Time Travel’s brand of dance music is the type that can disarm you. It’s earnest and melancholic in a way that pulls you inward, inciting self-reflection. There are languid grooves and flourishes that make you long for places, times, and sounds — some real, some constructed — that you’ve forgotten or stored away. At the same time, Van Pelt uses the Roland SH-101 synth, the weapon-of-choice for so many early IDM artists, to craft timeless, intoxicating beats capable of moving your body through space and through time. Songs like “Release Yourself”, “Out Of This World (Minimal Dub)”, and “Vanishing Point” are all heartening examples of how to draw on influences from the past as a way to enliven the present, rather than using them some cynical cry for the glory days. Despite all the odes to EDM’s past, and parts that wouldn’t sound out of place on a Much Dance compilation from the mid-90s, Van Pelt sounds right at home alongside innovative contemporaries like Disclosure, CFCF, Kelly Lee Owens, Yaeji, and Caribou.

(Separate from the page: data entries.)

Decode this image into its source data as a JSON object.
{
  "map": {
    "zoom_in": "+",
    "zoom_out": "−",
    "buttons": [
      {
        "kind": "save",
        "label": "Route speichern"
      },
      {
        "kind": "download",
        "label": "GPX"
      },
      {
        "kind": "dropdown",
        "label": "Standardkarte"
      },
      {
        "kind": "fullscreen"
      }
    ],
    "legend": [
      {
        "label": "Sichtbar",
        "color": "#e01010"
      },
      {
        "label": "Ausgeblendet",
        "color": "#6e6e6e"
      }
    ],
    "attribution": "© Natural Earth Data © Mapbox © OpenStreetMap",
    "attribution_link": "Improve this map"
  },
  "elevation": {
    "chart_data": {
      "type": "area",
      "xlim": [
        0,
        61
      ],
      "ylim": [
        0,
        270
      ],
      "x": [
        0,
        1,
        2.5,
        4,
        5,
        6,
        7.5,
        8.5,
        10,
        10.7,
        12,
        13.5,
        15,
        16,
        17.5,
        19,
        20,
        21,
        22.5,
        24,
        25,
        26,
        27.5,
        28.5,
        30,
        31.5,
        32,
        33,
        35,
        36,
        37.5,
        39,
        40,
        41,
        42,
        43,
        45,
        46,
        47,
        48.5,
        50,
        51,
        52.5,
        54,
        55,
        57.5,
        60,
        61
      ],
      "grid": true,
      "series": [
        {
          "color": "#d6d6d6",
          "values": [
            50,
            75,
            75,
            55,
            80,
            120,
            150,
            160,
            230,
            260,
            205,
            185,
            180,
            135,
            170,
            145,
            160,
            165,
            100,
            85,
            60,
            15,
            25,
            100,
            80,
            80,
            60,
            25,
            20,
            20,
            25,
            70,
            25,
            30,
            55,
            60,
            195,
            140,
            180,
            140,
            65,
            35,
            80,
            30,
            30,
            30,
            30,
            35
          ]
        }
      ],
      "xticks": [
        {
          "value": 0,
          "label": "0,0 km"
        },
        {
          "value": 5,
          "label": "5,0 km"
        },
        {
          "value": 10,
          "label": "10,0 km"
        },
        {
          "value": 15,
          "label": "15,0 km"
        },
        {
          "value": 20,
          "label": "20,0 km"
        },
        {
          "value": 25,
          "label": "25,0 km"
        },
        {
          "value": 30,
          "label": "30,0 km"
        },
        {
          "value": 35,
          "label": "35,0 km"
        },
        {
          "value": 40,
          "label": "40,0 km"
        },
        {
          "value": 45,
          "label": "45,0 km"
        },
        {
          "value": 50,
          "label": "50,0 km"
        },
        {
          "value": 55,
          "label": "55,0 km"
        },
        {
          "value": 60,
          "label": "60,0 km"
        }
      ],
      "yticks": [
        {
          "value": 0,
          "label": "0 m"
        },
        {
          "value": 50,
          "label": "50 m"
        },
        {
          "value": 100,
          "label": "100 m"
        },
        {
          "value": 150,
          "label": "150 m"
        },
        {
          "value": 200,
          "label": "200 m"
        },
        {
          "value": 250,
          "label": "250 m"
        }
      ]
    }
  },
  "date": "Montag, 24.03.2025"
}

Time Travel works so well because of Graham Van Pelt’s unwavering commitment to its central theme: honesty. You can feel the work and the love that went into every sequence, every melody, every song. There is implicit value in this music for Van Pelt, both in the genres that inspired the album and the resulting eight songs. I think this is the major reason why he simply went with his own name for this record. With material this important, that works so hard to present an honest portrait, what reason is there to hide behind some other name?